[Website and app data records]
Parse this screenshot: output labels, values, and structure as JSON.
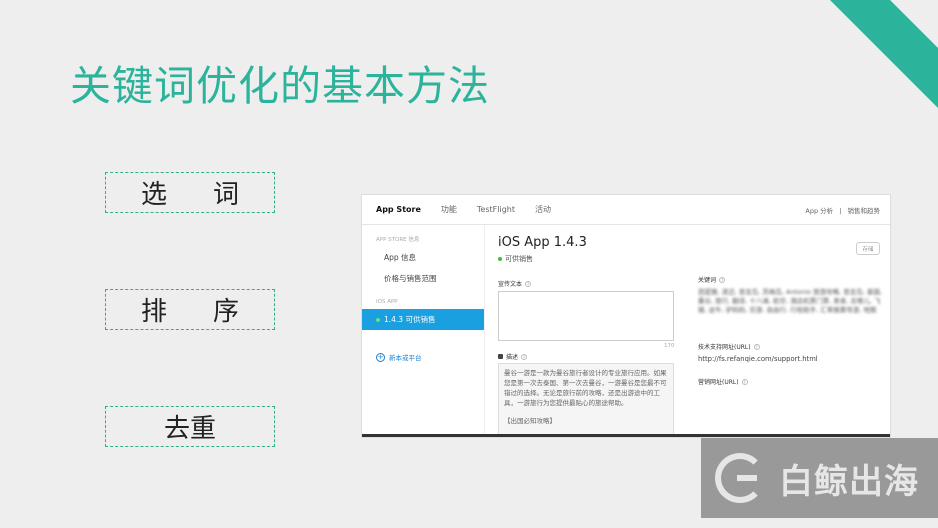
{
  "slide": {
    "title": "关键词优化的基本方法",
    "methods": [
      {
        "part1": "选",
        "part2": "词"
      },
      {
        "part1": "排",
        "part2": "序"
      },
      {
        "part1": "去重",
        "part2": ""
      }
    ]
  },
  "screenshot": {
    "nav_tabs": [
      "App Store",
      "功能",
      "TestFlight",
      "活动"
    ],
    "nav_right": [
      "App 分析",
      "|",
      "销售和趋势"
    ],
    "sidebar": {
      "section1": "APP STORE 信息",
      "items1": [
        "App 信息",
        "价格与销售范围"
      ],
      "section2": "IOS APP",
      "active_item": "1.4.3 可供销售",
      "add_platform": "新本或平台"
    },
    "app_title": "iOS App 1.4.3",
    "app_status": "可供销售",
    "save_label": "存储",
    "promo_label": "宣传文本",
    "promo_count": "170",
    "desc_label": "描述",
    "desc_text": "曼谷一游是一款为曼谷旅行者设计的专业旅行应用。如果您是第一次去泰国、第一次去曼谷，一游曼谷是您最不可错过的选择。无论是旅行前的攻略，还是出游途中的工具，一游旅行为您提供最贴心的旅途帮助。",
    "desc_tag": "【出国必知攻略】",
    "keywords_label": "关键词",
    "keywords_text": "芭提雅, 清迈, 普吉岛, 苏梅岛, Antonio 旅游攻略, 普吉岛, 泰国, 曼谷, 旅行, 翻译, 十八滩, 航空, 酒店机票门票, 美食, 去哪儿, 飞猪, 途牛, 驴妈妈, 穷游, 自由行, 行程助手, 汇率换算导游, 地图",
    "support_label": "技术支持网址(URL)",
    "support_url": "http://fs.refanqie.com/support.html",
    "marketing_label": "营销网址(URL)"
  },
  "watermark": {
    "text": "白鲸出海"
  },
  "colors": {
    "accent": "#2bb39b",
    "box_border": "#34b07f",
    "active_blue": "#1a9fe0"
  }
}
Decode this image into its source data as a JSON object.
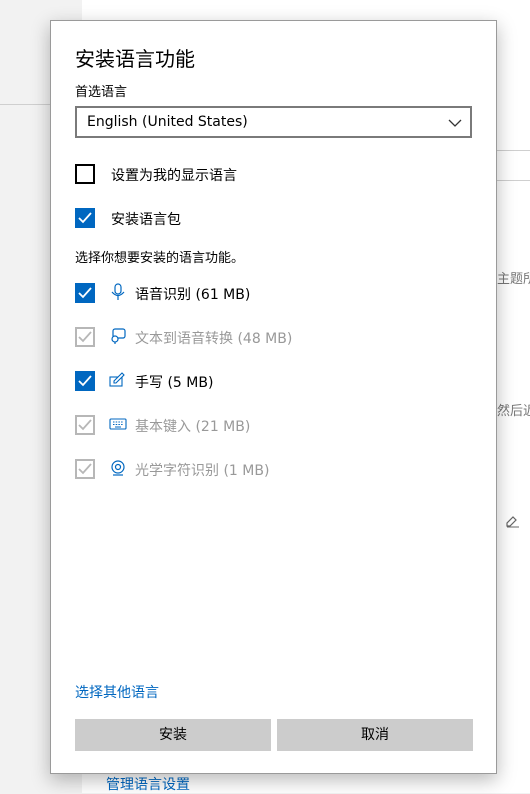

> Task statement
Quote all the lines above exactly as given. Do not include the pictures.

> Written answer
Parse this screenshot: output labels, values, and structure as JSON.
{
  "slide": {
    "title": "关键词优化的基本方法",
    "methods": [
      {
        "part1": "选",
        "part2": "词"
      },
      {
        "part1": "排",
        "part2": "序"
      },
      {
        "part1": "去重",
        "part2": ""
      }
    ]
  },
  "screenshot": {
    "nav_tabs": [
      "App Store",
      "功能",
      "TestFlight",
      "活动"
    ],
    "nav_right": [
      "App 分析",
      "|",
      "销售和趋势"
    ],
    "sidebar": {
      "section1": "APP STORE 信息",
      "items1": [
        "App 信息",
        "价格与销售范围"
      ],
      "section2": "IOS APP",
      "active_item": "1.4.3 可供销售",
      "add_platform": "新本或平台"
    },
    "app_title": "iOS App 1.4.3",
    "app_status": "可供销售",
    "save_label": "存储",
    "promo_label": "宣传文本",
    "promo_count": "170",
    "desc_label": "描述",
    "desc_text": "曼谷一游是一款为曼谷旅行者设计的专业旅行应用。如果您是第一次去泰国、第一次去曼谷，一游曼谷是您最不可错过的选择。无论是旅行前的攻略，还是出游途中的工具，一游旅行为您提供最贴心的旅途帮助。",
    "desc_tag": "【出国必知攻略】",
    "keywords_label": "关键词",
    "keywords_text": "芭提雅, 清迈, 普吉岛, 苏梅岛, Antonio 旅游攻略, 普吉岛, 泰国, 曼谷, 旅行, 翻译, 十八滩, 航空, 酒店机票门票, 美食, 去哪儿, 飞猪, 途牛, 驴妈妈, 穷游, 自由行, 行程助手, 汇率换算导游, 地图",
    "support_label": "技术支持网址(URL)",
    "support_url": "http://fs.refanqie.com/support.html",
    "marketing_label": "营销网址(URL)"
  },
  "watermark": {
    "text": "白鲸出海"
  },
  "colors": {
    "accent": "#2bb39b",
    "box_border": "#34b07f",
    "active_blue": "#1a9fe0"
  }
}
Decode this image into its source data as a JSON object.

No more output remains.